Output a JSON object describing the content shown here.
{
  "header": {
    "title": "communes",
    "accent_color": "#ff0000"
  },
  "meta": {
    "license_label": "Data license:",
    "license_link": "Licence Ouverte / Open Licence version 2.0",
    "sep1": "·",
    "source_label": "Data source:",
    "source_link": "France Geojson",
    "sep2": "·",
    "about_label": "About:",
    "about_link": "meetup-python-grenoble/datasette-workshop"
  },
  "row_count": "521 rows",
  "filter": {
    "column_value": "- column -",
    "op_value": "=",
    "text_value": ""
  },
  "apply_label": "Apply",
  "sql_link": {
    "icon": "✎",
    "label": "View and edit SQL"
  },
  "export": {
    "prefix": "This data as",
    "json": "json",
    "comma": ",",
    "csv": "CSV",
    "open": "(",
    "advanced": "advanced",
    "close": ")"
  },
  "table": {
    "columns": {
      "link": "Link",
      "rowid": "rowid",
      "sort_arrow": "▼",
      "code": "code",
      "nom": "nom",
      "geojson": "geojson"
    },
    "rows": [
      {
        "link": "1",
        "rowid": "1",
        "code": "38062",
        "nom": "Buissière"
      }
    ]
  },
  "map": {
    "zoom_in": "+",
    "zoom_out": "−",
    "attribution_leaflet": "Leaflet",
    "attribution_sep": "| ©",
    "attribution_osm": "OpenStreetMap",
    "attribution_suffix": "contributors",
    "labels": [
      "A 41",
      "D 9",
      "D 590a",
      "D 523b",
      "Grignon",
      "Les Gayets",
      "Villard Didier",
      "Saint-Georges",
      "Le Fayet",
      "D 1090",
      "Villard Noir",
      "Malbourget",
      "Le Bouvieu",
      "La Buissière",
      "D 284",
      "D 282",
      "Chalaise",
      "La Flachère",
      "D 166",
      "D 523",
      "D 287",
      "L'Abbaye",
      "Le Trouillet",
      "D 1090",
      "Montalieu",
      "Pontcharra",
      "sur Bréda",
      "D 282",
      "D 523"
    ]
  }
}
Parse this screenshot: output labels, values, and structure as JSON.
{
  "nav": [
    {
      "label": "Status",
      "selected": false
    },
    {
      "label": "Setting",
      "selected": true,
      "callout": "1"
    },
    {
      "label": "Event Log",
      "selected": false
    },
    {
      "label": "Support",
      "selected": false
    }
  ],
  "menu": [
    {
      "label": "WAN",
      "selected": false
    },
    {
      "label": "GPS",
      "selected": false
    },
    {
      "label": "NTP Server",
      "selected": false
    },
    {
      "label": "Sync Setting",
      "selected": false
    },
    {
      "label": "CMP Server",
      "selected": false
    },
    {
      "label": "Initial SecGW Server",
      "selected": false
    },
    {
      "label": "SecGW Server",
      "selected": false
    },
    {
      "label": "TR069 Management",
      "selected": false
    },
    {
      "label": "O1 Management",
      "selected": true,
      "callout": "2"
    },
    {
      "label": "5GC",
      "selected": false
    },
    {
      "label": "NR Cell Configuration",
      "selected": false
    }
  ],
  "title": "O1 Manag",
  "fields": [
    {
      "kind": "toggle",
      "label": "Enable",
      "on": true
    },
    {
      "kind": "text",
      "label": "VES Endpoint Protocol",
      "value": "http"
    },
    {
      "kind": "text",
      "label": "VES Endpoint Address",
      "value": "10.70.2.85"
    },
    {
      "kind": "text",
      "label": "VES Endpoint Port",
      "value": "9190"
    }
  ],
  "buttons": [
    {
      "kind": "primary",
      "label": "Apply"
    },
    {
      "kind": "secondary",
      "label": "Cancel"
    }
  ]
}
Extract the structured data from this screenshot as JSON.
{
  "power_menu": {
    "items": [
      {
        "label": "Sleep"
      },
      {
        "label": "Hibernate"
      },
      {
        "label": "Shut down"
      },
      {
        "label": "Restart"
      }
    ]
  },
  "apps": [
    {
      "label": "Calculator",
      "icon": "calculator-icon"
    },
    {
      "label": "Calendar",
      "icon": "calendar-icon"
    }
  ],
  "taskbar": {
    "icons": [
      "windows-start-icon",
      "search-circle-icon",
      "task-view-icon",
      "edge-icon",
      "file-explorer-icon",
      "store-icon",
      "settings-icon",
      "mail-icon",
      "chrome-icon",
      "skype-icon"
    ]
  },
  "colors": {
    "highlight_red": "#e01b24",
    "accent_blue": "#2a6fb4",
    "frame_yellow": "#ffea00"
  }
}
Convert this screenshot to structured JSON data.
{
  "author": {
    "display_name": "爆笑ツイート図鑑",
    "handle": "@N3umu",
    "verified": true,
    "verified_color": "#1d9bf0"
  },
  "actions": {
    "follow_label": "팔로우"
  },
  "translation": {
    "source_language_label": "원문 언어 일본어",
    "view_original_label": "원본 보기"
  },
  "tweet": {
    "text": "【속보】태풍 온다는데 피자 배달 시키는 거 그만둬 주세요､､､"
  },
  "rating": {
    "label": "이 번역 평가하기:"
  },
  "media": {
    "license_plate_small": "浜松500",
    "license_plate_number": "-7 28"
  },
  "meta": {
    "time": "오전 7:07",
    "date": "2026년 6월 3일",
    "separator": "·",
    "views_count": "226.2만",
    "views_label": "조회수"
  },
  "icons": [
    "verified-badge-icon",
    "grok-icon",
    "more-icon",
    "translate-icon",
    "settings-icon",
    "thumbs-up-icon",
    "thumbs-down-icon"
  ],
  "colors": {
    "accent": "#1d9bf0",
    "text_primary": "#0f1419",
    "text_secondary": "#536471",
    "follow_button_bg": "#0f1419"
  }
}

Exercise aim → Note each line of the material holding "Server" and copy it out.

Response area →
      "label": "NTP Server",
      "label": "CMP Server",
      "label": "Initial SecGW Server",
      "label": "SecGW Server",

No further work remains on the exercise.